After the devastation of Hurricane Harvey, Houston turned to its blossoming sports scene in order to bring some normalcy back to the city. Led by Jose Altuve’s bat, the Astros have made it to their first ALCS ever–although they had made the World Series before as part of the National League. The Texans are once again reeling from the loss of JJ Watt, but have found hope in rookie QB Deshaun Watson, who may already be the franchise’s strongest offensive leader to date. Not to mention the Rockets, who have started the season 2-0, including a big opening night win against the Golden State Warriors.

Sometimes overlooked in the bustle of Texas’ biggest city is Houston’s MLS franchise, the Dynamo. They have quietly put together a very strong end to the 2017 season, led by emerging Honduran star, Alberth “La Panterita” Elis. With only one game left in the regular season, they’ve already clinched their spot in the Audi 2017 MLS Cup Playoffs, where they hope to win their 3rd championship. However, while the leader on the field is currently Elis, it’s the rhythm of the stadium that gets the team going.

Houston

El Batallon turns up during a Houston Dynamo vs. Sporting Kansas City MLS match. Photo by Alberto Perez

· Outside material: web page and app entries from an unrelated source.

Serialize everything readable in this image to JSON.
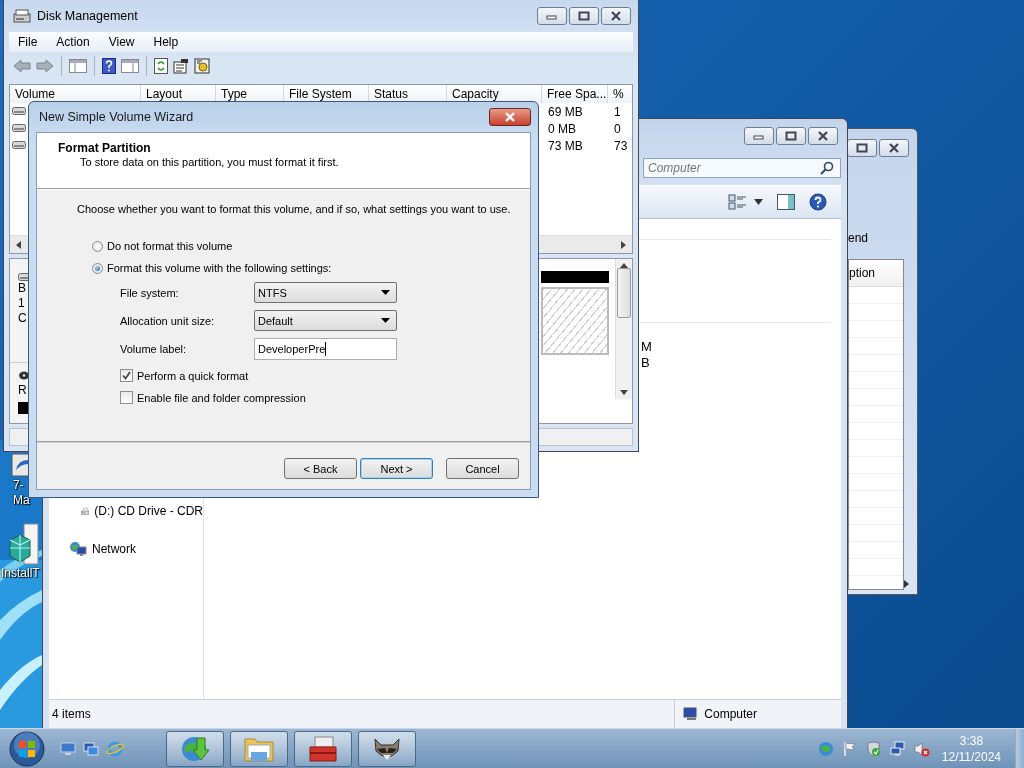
{
  "desktop": {
    "icons": [
      {
        "kind": "shortcut",
        "label_lines": [
          "7-",
          "Ma"
        ]
      },
      {
        "kind": "cubes",
        "label_lines": [
          "InstallT"
        ]
      }
    ]
  },
  "back_window": {
    "text": "end",
    "list_header": "ption"
  },
  "explorer": {
    "search": {
      "placeholder": "Computer"
    },
    "fragments": [
      "M",
      "B"
    ],
    "nav": [
      {
        "kind": "cd",
        "label": "(D:) CD Drive - CDR"
      },
      {
        "kind": "network",
        "label": "Network"
      }
    ],
    "status_bar": {
      "count": "4 items",
      "location": "Computer"
    }
  },
  "disk_management": {
    "title": "Disk Management",
    "menu": [
      {
        "label": "File"
      },
      {
        "label": "Action"
      },
      {
        "label": "View"
      },
      {
        "label": "Help"
      }
    ],
    "columns": [
      "Volume",
      "Layout",
      "Type",
      "File System",
      "Status",
      "Capacity",
      "Free Spa...",
      "%"
    ],
    "rows": [
      {
        "free_space": "69 MB",
        "percent_free": "1"
      },
      {
        "free_space": "0 MB",
        "percent_free": "0"
      },
      {
        "free_space": "73 MB",
        "percent_free": "73"
      }
    ],
    "disk_labels": [
      "B",
      "1",
      "C"
    ],
    "cd_label": "R"
  },
  "wizard": {
    "title": "New Simple Volume Wizard",
    "heading": "Format Partition",
    "subheading": "To store data on this partition, you must format it first.",
    "prompt": "Choose whether you want to format this volume, and if so, what settings you want to use.",
    "options": [
      {
        "label": "Do not format this volume",
        "selected": false
      },
      {
        "label": "Format this volume with the following settings:",
        "selected": true
      }
    ],
    "settings": [
      {
        "kind": "dropdown",
        "label": "File system:",
        "value": "NTFS"
      },
      {
        "kind": "dropdown",
        "label": "Allocation unit size:",
        "value": "Default"
      },
      {
        "kind": "text",
        "label": "Volume label:",
        "value": "DeveloperPre",
        "focused": true
      }
    ],
    "checkboxes": [
      {
        "label": "Perform a quick format",
        "checked": true
      },
      {
        "label": "Enable file and folder compression",
        "checked": false
      }
    ],
    "buttons": [
      {
        "label": "< Back",
        "default": false
      },
      {
        "label": "Next >",
        "default": true
      },
      {
        "label": "Cancel",
        "default": false
      }
    ]
  },
  "taskbar": {
    "quick_launch": [
      {
        "kind": "desktop"
      },
      {
        "kind": "switch"
      },
      {
        "kind": "browser"
      }
    ],
    "tasks": [
      {
        "kind": "download"
      },
      {
        "kind": "folder"
      },
      {
        "kind": "toolbox"
      },
      {
        "kind": "animal"
      }
    ],
    "tray": [
      {
        "kind": "globe"
      },
      {
        "kind": "flag"
      },
      {
        "kind": "shield"
      },
      {
        "kind": "display"
      },
      {
        "kind": "muted"
      }
    ],
    "time": "3:38",
    "date": "12/11/2024"
  }
}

About an hour before game time, you start to see orange shirts across East Downtown–or EaDo, as it’s come to be known–as the stretch of bars down St. Emanuel Street begin to fill up with Dynamo faithful. On this particular October day, the orange shirts are mixed with face paint, since the Insane Clown Posse is playing down the street at Warehouse Live. Tucked away near BBVA Compass Stadium is the Kings Court bar, where visitors welcomed in by the sounds of cumbia blaring from the speakers.

There are about 50 people in orange enjoying some beers, and it’s not a coincidence: this is where Dynamo fan group and band El Batallón meets before every match. The crowd grows as we get closer to game time, and every person that walks in greeted like family, with hugs and kisses on the cheek. Apart from the orange and black El Batallón shirts, you also see a variety of jerseys, MLS and otherwise. A fan in a Mexico jersey is laughing with a friend in a Honduran jersey.Another fan in an Argentina jersey makes fun of his friend for the USMNT missing the World Cup. That’s the beauty of El Batallón: it’s as diverse as Houston itself.

The idea is to bring the passion of football leagues in Argentina, Colombia, and Mexico to the MLS.

About 15 minutes before kickoff, the real party begins, as drums and flags emerge from a backroom. The tamboreada begins, and as the sounds of trumpets and trombones kick in, the procession to the stadium begins. Passersby and a few juggalos join in, and a few “whoop whoops” are heard. The march on the stadium has become somewhat common among MLS teams, but in other cities like Portland and Seattle, the marches are more reminiscent of the chants and scarf-waving typical of European clubs.

In Houston, the inspirations come from further south. The tamboraeda is a rhythmic dance party and everyone is invited. The idea is to bring the passion of football leagues in Argentina, Colombia, and Mexico to the MLS. The music stops for a bit as the band gets through an expedited security line; a member of the stadium staff already went by the bar and carded and wrist banded all those old enough to drink. Once inside, the parade picks up again, as they continue the march through the stadium to the north end of the stadium, where they join the other official Dynamo fan clubs, The Brickwall Firm and the Texian Army. The music will not stop for the rest of the match.

The Dynamo are a bit overmatched when facing Sporting Kansas City–who sport the stingiest defense in the league–without their top strikers, who are out due to World Cup qualifiers the night before. Sporting strikes first but the band plays on. I spoke to one of the longest tenured members of the group before the match, Manolo Gutierrez, who told me their goal is “intimidation through jubilation.” Throughout the night, El Batallón will change the song rotation, depending on how the team is doing. Like a dragon boat drummer, they guide their team through a rhythmic hypnosis, while trying to throw their opponent off. The band and the hundreds seated in the fan section sing along all night.

The sound of the tamboreada is all you can hear throughout the stadium; you can barely hear the distant sound of the announcer whenever there is a foul or substitution. The only respite is when the whistle blows halftime; the music stops, as the band moves towards the bathrooms, and to grab a few beers.

The camaraderie is clear among the group: everyone’s buying each other’s cold ones, helping each other carry instruments and bags. When speaking to Gutierrez, he told me their friendship extends beyond the matches; they regularly get together for events and outings. When Hurricane Harvey hit Houston, members of El Batallon organized collection drives and delivered goods to those who had to take shelter at the George R. Brown Convention Center, around the corner from the stadium. Many of the members even got together to help the Houston community with demolition, clean up and rebuilding. At the stadium or in the community, El Batallón represents what’s best about soccer, about MLS, and about Houston.